Material for the task Start Marker

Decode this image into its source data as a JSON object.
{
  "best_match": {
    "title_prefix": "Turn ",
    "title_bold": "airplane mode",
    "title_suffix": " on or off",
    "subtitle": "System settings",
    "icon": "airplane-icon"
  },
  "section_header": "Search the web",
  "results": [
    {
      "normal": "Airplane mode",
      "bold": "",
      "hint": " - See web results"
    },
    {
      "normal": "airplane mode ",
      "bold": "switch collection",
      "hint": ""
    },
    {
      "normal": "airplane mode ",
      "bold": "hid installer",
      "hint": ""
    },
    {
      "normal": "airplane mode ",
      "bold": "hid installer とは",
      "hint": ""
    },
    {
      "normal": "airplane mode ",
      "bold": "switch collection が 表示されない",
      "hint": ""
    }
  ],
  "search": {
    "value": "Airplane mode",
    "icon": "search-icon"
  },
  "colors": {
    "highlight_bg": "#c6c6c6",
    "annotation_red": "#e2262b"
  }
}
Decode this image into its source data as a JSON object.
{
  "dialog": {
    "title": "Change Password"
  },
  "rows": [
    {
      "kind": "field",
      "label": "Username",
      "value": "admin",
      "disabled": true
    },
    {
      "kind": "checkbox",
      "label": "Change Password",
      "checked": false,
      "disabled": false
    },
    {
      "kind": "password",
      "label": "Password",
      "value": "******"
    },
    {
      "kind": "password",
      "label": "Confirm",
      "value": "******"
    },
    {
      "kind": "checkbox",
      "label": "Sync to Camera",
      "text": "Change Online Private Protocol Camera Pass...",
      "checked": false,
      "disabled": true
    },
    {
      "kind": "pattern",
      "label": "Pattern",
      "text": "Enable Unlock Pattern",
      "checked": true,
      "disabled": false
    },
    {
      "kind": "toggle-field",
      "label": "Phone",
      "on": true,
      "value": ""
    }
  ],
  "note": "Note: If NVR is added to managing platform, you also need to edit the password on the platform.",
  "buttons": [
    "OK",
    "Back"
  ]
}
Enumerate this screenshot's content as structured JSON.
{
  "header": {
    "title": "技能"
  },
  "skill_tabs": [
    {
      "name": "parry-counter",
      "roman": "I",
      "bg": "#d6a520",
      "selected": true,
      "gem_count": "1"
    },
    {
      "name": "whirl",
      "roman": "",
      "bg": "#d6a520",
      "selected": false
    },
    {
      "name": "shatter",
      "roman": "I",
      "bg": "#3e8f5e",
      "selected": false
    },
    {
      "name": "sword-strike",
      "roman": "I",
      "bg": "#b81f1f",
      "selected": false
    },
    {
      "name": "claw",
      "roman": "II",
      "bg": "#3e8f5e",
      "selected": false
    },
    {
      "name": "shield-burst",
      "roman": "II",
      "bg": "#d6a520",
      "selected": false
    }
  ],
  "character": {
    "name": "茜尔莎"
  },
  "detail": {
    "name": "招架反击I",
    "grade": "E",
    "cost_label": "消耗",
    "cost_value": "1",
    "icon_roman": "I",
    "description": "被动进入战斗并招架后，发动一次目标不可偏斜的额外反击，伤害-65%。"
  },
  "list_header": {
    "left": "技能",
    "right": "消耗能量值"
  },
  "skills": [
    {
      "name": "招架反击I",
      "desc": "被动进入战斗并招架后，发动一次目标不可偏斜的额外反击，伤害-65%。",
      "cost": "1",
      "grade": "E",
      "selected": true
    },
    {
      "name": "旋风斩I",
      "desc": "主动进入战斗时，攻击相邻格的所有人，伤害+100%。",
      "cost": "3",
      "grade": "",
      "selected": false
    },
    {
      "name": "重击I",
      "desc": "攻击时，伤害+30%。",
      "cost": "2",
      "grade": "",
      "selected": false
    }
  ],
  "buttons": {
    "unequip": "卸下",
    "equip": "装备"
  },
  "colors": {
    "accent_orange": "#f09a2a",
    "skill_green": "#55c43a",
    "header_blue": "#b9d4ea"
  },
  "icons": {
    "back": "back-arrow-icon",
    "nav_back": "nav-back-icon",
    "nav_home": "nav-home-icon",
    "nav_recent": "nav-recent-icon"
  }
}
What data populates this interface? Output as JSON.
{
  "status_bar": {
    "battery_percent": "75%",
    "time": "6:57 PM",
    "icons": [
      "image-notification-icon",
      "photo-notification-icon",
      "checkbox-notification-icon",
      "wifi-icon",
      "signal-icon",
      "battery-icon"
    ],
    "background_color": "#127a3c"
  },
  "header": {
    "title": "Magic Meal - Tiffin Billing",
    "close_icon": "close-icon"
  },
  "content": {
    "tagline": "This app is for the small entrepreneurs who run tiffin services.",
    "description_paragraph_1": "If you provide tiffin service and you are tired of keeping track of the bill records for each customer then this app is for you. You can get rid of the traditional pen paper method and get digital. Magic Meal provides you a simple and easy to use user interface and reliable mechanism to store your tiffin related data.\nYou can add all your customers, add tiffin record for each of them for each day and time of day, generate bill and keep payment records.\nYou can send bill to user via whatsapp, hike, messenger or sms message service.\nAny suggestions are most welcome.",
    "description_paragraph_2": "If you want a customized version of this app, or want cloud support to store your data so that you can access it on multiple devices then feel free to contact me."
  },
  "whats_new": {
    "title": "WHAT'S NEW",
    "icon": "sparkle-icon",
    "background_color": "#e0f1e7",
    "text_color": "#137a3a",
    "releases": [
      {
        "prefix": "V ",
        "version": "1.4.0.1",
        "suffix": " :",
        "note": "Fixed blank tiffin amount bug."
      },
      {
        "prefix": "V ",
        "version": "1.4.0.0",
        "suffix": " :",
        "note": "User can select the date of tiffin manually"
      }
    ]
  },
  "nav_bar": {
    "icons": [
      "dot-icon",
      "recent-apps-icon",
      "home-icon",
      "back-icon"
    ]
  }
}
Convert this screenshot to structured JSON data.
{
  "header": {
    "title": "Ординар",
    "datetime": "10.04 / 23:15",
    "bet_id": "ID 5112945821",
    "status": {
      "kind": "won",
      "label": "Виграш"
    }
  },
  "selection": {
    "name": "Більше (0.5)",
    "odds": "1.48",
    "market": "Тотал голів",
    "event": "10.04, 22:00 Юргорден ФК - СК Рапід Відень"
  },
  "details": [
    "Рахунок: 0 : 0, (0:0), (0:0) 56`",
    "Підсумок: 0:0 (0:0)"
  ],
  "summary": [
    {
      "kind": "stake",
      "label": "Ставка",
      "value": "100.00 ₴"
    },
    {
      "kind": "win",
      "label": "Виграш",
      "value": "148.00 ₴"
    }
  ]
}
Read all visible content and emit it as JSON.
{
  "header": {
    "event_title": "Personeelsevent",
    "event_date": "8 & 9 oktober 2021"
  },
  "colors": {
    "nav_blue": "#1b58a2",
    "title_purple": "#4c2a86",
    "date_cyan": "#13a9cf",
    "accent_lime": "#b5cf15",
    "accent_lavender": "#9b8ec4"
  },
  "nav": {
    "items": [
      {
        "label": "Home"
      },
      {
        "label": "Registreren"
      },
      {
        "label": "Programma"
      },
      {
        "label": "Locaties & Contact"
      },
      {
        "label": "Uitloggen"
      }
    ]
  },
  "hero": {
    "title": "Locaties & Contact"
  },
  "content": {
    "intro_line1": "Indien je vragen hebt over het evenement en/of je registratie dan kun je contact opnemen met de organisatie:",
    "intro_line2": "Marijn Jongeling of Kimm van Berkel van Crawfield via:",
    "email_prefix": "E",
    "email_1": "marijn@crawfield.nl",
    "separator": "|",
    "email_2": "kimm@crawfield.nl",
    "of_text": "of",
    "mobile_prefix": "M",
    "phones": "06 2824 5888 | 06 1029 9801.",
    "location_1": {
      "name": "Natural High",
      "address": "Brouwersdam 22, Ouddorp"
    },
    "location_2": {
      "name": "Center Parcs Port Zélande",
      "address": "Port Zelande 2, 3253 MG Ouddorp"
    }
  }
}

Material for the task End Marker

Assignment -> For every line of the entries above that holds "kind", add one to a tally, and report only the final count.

Result for this task -> 10